Google AdSenseThis is an ad network. (Privacy Policy)
Google DoubleClickGoogle provides ad serving technology and runs an ad network. (Privacy Policy)
Index ExchangeThis is an ad network. (Privacy Policy)
SovrnThis is an ad network. (Privacy Policy)
Facebook AdsThis is an ad network. (Privacy Policy)
Amazon Unified Ad MarketplaceThis is an ad network. (Privacy Policy)
AppNexusThis is an ad network. (Privacy Policy)
OpenxThis is an ad network. (Privacy Policy)
Rubicon ProjectThis is an ad network. (Privacy Policy)
TripleLiftThis is an ad network. (Privacy Policy)
Say MediaWe partner with Say Media to deliver ad campaigns on our sites. (Privacy Policy)
Remarketing PixelsWe may use remarketing pixels from advertising networks such as Google AdWords, Bing Ads, and Facebook in order to advertise the HubPages Service to people that have visited our sites.
Conversion Tracking PixelsWe may use conversion tracking pixels from advertising networks such as Google AdWords, Bing Ads, and Facebook in order to identify when an advertisement has successfully resulted in the desired action, such as signing up for the HubPages Service or publishing an article on the HubPages Service.
Author Google AnalyticsThis is used to provide traffic data and reports to the authors of articles on the HubPages Service. (Privacy Policy)
ComscoreComScore is a media measurement and analytics company providing marketing data and analytics to enterprises, media and advertising agencies, and publishers. Non-consent will result in ComScore only processing obfuscated personal data. (Privacy Policy)
Amazon Tracking PixelSome articles display amazon products as part of the Amazon Affiliate program, this pixel provides traffic statistics for those products (Privacy Policy)
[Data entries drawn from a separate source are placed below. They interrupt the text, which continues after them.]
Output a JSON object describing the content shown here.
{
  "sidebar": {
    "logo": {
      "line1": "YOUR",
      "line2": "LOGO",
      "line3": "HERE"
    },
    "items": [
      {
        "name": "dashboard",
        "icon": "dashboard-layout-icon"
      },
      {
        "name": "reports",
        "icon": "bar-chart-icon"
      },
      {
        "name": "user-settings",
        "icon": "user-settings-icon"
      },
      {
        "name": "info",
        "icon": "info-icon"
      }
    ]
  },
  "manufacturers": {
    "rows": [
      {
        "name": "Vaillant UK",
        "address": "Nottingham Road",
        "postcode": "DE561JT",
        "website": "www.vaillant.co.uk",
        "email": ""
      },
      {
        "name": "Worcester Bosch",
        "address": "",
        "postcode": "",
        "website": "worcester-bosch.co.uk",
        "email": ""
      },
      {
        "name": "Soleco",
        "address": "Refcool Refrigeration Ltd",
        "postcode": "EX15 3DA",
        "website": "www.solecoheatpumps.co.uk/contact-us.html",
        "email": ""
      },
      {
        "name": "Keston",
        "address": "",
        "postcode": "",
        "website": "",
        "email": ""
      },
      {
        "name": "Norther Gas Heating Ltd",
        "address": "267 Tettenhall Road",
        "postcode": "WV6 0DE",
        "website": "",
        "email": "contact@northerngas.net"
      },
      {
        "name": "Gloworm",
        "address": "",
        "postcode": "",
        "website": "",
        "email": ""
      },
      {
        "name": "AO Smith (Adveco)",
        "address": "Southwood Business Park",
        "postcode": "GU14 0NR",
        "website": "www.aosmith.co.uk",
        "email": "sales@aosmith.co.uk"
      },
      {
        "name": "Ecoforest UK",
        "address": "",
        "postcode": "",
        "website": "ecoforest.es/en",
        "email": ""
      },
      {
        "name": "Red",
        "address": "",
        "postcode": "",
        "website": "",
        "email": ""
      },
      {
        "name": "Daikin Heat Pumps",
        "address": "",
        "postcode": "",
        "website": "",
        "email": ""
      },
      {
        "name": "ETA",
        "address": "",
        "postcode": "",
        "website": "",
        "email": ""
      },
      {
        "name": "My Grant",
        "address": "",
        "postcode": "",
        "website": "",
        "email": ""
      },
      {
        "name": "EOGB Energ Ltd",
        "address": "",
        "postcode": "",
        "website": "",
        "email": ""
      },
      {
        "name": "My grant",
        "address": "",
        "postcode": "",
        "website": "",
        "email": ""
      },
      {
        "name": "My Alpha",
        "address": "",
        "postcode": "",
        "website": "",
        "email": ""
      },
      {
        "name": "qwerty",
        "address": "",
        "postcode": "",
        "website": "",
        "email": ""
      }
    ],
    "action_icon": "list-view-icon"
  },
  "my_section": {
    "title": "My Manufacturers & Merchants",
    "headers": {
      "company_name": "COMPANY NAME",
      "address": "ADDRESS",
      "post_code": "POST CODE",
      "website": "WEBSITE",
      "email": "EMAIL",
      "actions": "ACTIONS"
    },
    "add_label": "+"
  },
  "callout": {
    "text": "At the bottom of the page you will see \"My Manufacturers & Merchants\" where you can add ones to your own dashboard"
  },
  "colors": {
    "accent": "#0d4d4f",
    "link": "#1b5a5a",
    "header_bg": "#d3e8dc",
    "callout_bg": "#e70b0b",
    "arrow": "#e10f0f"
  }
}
ClickscoThis is a data management platform studying reader behavior (Privacy Policy)